People in the region are likely familiar with Engin Altan Düzyatan. The Turkish actor has appeared in nearly 20 feature films and has a successful television career to his credit. Everyone knows about his acting prowess, but behind the glitz and the glamour is a man who is deeply committed towards the environment. However, unlike a token gesture or lip-service, which is can often be the case with some celebrities, he decided to dive in at the deep end and head on a voyage across several countries to witness first-hand the effects of waste on our oceans, and the impending threat this poses to marine life and eventually humans. He chronicled his travels in a set of documentaries.
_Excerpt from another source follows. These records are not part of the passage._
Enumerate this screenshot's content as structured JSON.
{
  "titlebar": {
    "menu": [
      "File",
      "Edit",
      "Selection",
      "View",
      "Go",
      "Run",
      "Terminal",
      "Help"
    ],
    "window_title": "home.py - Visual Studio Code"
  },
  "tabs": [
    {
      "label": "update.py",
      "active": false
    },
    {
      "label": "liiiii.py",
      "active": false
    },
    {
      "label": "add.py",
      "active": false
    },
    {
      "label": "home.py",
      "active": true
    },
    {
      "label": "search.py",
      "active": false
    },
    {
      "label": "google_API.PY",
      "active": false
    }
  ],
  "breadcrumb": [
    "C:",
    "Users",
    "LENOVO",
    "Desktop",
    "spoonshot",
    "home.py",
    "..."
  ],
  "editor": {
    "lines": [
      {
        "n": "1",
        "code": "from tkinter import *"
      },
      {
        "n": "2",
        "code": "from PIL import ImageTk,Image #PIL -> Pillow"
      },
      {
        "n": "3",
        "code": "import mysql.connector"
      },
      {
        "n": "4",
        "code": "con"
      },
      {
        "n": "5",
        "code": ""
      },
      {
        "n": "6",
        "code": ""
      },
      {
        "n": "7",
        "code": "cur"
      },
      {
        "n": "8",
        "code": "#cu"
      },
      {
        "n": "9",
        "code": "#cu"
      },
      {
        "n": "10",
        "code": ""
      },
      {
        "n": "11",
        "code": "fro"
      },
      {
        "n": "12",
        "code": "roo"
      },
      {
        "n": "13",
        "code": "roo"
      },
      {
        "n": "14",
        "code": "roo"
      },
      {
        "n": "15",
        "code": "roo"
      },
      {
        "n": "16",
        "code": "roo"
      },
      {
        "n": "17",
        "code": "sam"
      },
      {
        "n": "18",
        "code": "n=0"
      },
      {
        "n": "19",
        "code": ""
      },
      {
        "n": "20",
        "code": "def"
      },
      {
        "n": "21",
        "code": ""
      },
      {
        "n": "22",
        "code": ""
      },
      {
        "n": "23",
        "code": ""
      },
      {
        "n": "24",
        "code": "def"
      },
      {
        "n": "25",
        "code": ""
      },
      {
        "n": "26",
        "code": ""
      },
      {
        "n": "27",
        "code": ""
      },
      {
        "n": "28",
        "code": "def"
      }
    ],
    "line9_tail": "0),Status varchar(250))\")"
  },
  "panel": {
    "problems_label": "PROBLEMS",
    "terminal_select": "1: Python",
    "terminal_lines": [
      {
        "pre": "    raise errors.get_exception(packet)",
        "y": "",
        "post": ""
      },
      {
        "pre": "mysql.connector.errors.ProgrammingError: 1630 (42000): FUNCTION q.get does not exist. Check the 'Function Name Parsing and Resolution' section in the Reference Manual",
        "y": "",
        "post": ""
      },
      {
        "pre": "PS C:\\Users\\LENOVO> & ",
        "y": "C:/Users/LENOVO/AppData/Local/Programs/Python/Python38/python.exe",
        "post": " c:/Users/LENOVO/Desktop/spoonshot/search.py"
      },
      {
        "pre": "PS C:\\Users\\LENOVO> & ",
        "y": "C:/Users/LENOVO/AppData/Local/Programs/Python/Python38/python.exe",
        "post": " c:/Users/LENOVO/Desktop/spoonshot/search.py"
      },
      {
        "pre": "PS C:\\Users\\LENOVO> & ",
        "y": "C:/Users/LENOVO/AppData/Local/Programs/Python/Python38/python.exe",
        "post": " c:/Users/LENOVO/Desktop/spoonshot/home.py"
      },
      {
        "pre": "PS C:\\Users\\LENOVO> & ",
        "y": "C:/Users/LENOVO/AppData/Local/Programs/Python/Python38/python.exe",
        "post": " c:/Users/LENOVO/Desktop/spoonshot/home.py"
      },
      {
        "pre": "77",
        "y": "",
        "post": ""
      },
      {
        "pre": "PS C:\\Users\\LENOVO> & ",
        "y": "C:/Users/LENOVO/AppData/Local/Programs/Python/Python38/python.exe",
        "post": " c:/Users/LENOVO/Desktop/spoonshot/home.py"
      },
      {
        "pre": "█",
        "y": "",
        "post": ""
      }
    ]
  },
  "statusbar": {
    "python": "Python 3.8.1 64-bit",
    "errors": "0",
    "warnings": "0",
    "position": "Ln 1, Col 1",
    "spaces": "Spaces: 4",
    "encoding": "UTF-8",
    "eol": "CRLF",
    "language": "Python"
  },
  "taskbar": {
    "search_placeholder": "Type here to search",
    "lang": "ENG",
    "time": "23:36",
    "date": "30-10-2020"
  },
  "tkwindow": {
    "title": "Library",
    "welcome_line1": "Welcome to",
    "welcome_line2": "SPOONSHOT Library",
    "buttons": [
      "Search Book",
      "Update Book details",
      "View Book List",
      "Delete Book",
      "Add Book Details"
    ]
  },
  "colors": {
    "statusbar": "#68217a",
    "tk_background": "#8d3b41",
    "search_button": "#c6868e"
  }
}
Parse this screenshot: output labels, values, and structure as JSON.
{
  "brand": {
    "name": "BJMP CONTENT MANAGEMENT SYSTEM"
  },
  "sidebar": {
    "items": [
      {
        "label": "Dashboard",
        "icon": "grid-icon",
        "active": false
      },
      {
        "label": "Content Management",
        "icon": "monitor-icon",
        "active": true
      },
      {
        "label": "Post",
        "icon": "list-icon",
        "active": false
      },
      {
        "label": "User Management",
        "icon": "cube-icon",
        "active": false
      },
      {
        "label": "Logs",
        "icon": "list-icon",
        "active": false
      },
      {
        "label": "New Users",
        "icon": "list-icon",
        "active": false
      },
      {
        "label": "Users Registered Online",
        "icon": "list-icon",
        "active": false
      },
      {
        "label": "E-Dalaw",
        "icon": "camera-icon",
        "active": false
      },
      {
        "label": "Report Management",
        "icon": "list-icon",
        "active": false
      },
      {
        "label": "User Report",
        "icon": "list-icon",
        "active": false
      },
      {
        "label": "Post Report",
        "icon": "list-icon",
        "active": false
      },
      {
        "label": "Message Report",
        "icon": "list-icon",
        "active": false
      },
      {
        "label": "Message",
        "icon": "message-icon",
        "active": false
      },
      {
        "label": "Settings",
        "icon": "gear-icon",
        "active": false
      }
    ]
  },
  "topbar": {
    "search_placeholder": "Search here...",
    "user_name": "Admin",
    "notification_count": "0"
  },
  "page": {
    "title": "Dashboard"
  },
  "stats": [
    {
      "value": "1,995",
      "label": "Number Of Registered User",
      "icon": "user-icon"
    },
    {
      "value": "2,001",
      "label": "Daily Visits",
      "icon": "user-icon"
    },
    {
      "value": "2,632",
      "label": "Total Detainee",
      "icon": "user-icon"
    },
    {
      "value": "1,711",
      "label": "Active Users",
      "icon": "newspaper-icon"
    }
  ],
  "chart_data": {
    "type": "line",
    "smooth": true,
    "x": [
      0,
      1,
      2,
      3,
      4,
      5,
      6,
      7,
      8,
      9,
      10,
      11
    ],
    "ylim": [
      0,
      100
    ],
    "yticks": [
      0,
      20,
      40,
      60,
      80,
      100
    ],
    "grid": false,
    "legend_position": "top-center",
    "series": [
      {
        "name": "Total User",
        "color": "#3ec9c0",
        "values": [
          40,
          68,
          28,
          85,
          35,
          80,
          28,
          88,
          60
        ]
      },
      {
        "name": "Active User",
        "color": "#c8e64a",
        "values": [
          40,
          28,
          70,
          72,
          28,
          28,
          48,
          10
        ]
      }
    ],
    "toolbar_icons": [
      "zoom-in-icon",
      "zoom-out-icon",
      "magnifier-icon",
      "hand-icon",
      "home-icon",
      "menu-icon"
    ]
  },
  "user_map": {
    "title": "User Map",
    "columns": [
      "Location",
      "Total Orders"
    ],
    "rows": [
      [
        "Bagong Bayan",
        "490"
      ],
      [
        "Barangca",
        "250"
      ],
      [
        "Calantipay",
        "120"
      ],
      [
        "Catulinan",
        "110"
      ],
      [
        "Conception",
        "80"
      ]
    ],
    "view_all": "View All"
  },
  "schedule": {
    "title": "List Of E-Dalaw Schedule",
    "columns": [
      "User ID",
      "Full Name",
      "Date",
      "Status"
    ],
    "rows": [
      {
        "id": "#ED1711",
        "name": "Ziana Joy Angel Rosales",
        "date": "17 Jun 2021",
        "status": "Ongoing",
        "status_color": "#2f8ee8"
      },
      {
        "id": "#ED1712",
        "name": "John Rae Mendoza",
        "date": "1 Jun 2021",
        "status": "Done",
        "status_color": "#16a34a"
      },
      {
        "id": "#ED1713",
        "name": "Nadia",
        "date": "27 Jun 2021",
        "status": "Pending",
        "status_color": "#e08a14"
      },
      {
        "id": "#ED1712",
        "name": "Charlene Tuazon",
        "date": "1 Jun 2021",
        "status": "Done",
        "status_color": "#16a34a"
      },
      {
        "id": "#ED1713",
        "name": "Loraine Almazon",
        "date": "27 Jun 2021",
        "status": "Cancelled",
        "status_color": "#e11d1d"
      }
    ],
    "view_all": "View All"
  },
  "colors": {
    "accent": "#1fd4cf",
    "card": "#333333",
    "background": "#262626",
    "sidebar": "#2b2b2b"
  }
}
While Altan says that he is concerned about the state of the planet for the sake of his children and future generations, it was a journey to Africa that made him realise the enormity of the water problem facing our planet. This eventually resulted in him undertaking the cause and producing a documentary titled Be Witness. “My concerns grew on a family trip to Africa. I saw that while Africa has water, the access to it was limited. There was a dearth of wells which could supply clean water to the people, and the problem couldn’t be readily addressed due to the lack of finances. So, I decided to film and photograph this tragedy, raise awareness. With the proceeds I was able to open up wells that supply water for up to 25.000 people in Africa. Tragically, on the other hand, in the modern world where we have access to water we misuse it and are doing little for its conservation. All of our water is polluted with dangerous amounts of plastics and micro plastics. So, after the documentary about African water shortage, I decided to film another documentary about the plastic and micro plastic problems our world faces,” says Altan.
As part of the documentary, Be Witness, he went on a journey to investigate the causes and consequences of this peril that faces us all.
Teaming up with the Rainbow Warrior, the flagship of Greenpeace which is used for exploring the Mediterranean Sea, Altan set out with the team to get a deeper understanding of the magnitude of the problem.
As part of the trip, he visited several countries including Thailand, Malaysia, Philippines, Japan and England. He was seeking the answer to the questions: How big is this issue? How can we avert it? He wanted to show the real scale of the problem to the world and raise awareness.
What they witnessed was worrisome.
In Thailand, for instance, the team visited the Smoky Mountains and some of the paradise islands of the country, where they were able to see first-hand the devastation caused by plastic pollution. They documented how mankind is destroying the beautiful coral reefs and the water ecosystem. He also saw how the residents of this slum were forced to make a living off the trash that surrounded them, and even ate the food that grew in the vicinity.
The situation was equally grim in Malaysia, where Altan joined the efforts to clean the rivers. He also secretly visited the infamous illegal trash factories in the country. However, this was not something those involved in the trade were thrilled about and even threatened the crew with guns, asking them to leave. Moving on to the Philippines, the team discussed the problem with non-profit organisations working on the problem in order to find the solutions that could help alleviate these environmental issues.
However, it was not all doom and gloom. The trip also revealed some bright spots that demonstrated what could be achieved through awareness and resolve. In Japan, he found a glowing example of ways to mitigate the problem: the team visited the zero-waste town of Kamikatsu, where all the waste produced by inhabitants is recycled or reused. It was evident that with action and awareness the problem can be contained to a large extent. Armed with the first-hand experiences and evidence, Altan used his documentary to engage opinion leaders to convince them to take concrete action to prevent and protect the waters in the region and beyond.
“I want people to be aware that our nature is dying. We are destroying everything that is beautiful. We need to change. We need to change our habits. If I can create even a small awareness through my documentaries, I would be happy,” adds Altan. Apart from being an accomplished actor, Altan is also an extreme sports enthusiast and indulges in all sports that are centred around nature. From kite surfing to kayaking to skiing to scuba diving, he feels that we need to be mindful of the problems at hand or there may be no way left to enjoy and explore the beauty of nature.
“We need to stop using disposable plastics. Soon we will not be able to find clean water, we will not be able to eat fish from our waters. Plastic is there everywhere, polluting our world. ‘Plastic vs. Planet’ that is the question. Which side are you on? We need to start being proactive and stop disposable plastic usage as fast as possible,” Altan concludes.